■ **ABOUT THIS TASK**
Tally the lines of the entries in which the string "Include" occurs, and say only how many.

(RECORD EXCERPTS Opens)

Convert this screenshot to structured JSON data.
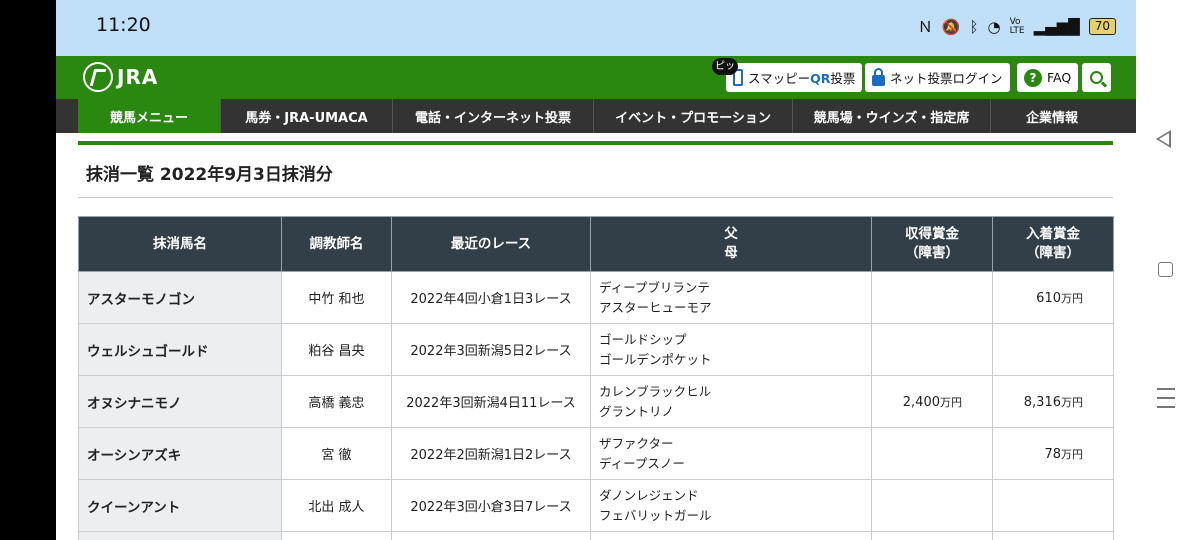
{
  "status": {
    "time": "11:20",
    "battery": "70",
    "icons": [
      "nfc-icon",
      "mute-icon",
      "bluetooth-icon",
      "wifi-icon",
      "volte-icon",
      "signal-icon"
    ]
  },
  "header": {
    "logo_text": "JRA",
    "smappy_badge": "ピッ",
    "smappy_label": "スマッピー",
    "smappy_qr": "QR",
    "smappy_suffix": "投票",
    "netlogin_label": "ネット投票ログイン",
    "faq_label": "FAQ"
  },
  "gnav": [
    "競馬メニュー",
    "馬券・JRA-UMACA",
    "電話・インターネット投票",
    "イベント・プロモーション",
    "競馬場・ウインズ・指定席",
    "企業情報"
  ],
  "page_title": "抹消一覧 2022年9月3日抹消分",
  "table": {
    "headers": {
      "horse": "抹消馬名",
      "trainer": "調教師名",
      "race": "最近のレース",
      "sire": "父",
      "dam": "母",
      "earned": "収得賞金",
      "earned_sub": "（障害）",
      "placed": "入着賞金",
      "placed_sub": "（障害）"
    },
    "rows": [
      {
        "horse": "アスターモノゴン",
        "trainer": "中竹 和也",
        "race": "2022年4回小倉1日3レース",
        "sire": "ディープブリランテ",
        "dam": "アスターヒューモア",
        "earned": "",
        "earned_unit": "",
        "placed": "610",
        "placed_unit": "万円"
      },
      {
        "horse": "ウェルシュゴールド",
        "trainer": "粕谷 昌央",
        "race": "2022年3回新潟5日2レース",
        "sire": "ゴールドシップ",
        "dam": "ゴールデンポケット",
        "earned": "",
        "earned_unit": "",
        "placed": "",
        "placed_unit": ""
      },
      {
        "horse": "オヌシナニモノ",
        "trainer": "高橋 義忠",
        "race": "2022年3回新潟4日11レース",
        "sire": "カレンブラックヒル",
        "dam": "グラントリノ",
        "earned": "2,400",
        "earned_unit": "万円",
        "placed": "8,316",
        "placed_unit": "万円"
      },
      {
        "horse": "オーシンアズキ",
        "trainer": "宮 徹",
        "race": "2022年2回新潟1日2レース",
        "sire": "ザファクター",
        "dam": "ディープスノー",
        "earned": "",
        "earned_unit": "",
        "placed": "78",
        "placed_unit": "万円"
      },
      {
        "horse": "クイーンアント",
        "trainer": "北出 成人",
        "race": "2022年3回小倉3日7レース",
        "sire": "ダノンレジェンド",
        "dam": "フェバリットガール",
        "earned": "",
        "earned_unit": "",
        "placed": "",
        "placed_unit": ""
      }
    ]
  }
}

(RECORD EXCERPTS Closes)
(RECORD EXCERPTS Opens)

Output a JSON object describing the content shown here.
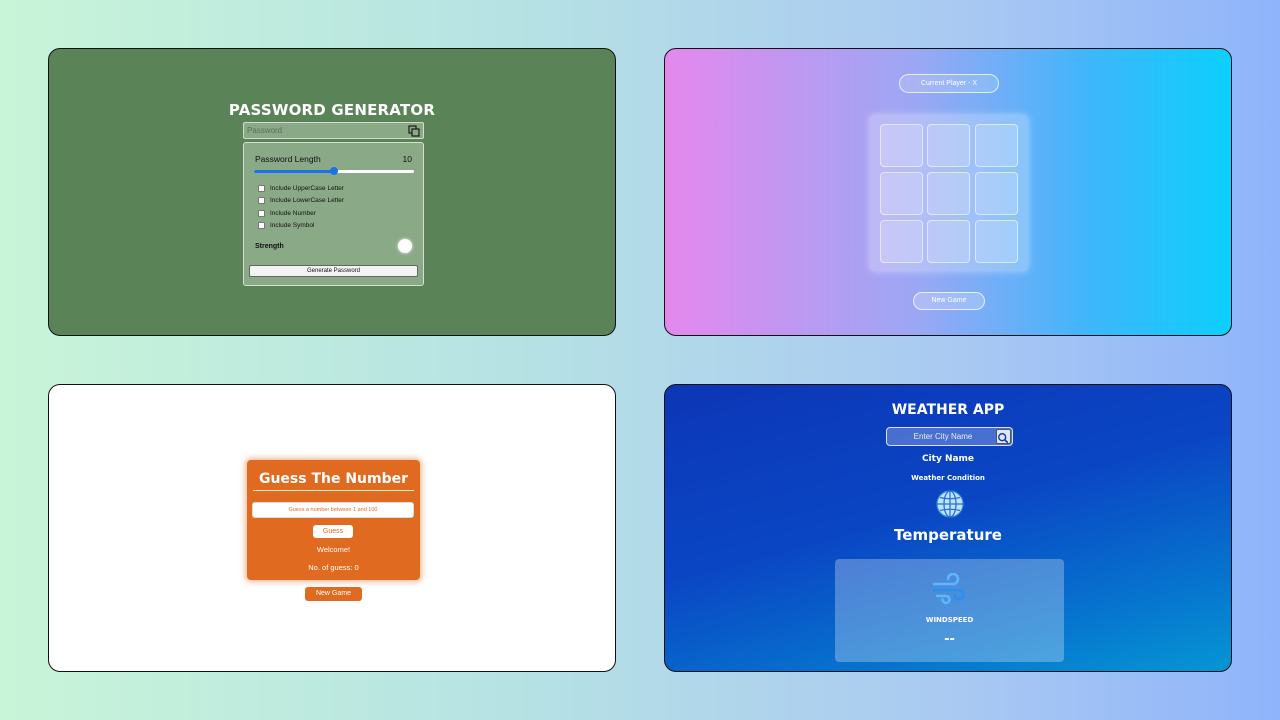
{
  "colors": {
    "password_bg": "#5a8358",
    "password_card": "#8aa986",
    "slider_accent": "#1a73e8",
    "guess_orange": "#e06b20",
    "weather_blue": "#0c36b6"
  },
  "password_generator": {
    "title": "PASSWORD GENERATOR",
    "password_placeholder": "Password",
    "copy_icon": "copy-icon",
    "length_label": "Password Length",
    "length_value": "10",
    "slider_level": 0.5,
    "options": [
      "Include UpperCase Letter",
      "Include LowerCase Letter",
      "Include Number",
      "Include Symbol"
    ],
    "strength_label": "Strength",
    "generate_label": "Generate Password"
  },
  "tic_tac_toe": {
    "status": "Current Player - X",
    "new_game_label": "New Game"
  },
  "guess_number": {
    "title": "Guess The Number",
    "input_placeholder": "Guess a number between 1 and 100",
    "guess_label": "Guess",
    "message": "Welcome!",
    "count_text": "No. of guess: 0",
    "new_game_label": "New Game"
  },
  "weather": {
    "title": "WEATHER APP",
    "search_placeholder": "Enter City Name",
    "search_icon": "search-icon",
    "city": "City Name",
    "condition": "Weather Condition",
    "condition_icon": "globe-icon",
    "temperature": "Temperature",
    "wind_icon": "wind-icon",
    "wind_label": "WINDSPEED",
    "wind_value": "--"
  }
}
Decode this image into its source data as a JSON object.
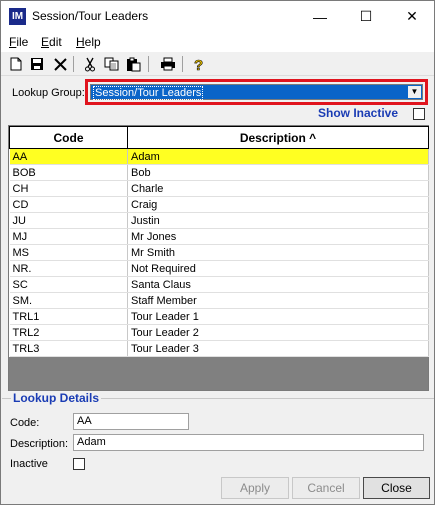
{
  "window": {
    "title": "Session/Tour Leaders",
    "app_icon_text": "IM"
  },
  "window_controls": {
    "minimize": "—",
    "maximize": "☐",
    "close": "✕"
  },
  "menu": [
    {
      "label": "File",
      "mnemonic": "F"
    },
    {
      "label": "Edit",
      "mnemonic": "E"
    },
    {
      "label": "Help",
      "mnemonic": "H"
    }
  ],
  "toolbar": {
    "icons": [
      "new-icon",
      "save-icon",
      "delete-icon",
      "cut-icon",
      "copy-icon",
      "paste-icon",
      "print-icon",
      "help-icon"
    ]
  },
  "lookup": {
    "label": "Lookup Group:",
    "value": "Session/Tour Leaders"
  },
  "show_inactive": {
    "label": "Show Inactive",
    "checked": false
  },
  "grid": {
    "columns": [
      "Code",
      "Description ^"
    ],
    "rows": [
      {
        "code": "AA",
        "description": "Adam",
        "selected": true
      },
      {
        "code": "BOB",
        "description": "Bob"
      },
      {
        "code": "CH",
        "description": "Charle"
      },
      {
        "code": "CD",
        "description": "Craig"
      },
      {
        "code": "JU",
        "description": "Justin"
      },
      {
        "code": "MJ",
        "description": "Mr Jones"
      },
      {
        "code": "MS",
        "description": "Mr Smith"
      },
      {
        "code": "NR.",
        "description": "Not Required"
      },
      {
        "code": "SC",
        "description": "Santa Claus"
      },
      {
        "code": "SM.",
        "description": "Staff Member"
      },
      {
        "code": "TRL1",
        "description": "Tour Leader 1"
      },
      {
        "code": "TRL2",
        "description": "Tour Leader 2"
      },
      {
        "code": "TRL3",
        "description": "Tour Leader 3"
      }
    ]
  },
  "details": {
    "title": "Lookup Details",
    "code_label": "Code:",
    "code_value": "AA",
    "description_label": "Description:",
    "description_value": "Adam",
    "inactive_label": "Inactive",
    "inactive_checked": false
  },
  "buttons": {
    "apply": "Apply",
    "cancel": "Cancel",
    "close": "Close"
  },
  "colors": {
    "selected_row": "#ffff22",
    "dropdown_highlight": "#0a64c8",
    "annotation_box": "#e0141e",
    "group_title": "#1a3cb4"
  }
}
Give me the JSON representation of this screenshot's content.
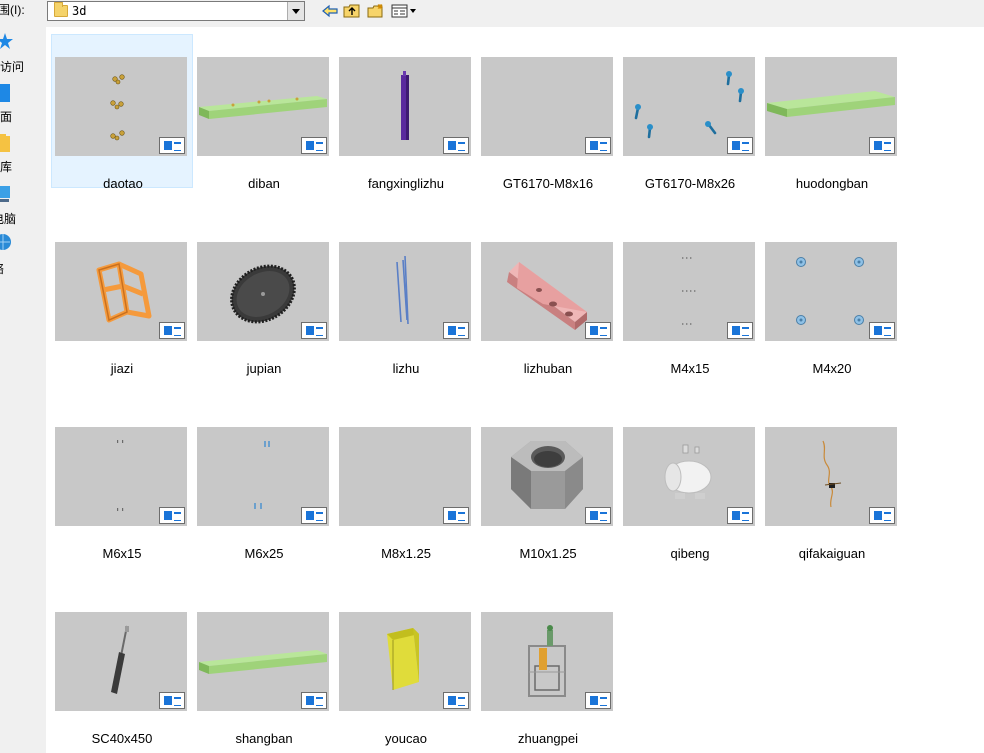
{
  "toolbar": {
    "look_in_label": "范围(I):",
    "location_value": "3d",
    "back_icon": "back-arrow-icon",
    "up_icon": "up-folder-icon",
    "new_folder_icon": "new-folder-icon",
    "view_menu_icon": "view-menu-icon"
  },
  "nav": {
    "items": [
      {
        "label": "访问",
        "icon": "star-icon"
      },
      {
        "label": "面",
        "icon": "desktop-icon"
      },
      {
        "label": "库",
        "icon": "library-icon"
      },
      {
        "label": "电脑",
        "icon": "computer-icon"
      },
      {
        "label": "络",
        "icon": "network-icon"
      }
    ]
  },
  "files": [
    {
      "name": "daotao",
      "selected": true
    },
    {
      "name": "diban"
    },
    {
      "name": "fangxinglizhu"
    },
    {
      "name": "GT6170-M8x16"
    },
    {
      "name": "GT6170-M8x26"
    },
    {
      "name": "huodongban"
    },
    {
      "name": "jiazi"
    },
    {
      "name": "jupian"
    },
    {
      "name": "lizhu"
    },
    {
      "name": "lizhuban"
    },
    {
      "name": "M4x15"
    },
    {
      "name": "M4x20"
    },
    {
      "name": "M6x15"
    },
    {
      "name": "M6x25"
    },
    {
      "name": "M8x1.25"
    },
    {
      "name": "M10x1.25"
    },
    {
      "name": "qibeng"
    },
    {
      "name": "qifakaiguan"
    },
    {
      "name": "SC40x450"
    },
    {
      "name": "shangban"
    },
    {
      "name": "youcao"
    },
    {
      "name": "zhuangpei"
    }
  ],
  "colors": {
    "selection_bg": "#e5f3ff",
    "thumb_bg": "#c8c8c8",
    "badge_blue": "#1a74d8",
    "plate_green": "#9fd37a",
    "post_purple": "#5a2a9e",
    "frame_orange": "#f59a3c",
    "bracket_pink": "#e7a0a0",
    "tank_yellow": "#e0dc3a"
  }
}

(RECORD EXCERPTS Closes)
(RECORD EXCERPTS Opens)

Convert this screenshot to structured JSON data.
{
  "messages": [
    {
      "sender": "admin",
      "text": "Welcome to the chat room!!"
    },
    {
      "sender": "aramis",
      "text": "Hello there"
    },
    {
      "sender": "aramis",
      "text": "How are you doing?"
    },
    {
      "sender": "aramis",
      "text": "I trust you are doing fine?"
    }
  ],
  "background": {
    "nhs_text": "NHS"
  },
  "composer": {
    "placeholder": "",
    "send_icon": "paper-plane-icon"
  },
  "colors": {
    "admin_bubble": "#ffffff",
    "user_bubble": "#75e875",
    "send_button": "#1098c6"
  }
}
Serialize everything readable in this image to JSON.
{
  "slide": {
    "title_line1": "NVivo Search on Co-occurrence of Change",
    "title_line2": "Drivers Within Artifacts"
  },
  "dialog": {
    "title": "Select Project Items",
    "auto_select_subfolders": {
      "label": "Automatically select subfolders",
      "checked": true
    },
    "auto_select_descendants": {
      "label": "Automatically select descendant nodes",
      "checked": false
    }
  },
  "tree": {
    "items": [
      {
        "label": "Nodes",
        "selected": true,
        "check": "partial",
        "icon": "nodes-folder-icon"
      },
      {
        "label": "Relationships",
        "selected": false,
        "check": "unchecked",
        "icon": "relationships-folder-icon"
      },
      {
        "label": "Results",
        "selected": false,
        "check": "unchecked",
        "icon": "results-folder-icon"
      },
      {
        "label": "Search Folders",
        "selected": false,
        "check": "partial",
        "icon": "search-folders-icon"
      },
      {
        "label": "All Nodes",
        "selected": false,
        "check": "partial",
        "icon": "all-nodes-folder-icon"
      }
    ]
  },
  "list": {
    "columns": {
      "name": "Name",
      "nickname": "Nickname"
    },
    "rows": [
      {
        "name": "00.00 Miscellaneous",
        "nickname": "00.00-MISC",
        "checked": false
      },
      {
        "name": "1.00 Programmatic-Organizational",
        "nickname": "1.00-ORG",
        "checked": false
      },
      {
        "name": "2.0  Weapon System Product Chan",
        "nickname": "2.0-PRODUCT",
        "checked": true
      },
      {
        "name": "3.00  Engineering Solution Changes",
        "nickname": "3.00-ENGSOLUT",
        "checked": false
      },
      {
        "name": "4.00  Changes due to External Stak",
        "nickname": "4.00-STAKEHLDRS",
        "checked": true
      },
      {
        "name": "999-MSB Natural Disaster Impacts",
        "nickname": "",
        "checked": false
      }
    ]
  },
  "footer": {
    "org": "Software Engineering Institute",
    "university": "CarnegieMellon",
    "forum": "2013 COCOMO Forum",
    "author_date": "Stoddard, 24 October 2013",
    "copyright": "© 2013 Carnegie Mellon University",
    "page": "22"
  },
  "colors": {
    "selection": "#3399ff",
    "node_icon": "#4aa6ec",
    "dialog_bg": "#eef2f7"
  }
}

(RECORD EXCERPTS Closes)

■ **YOUR SOLUTION**
4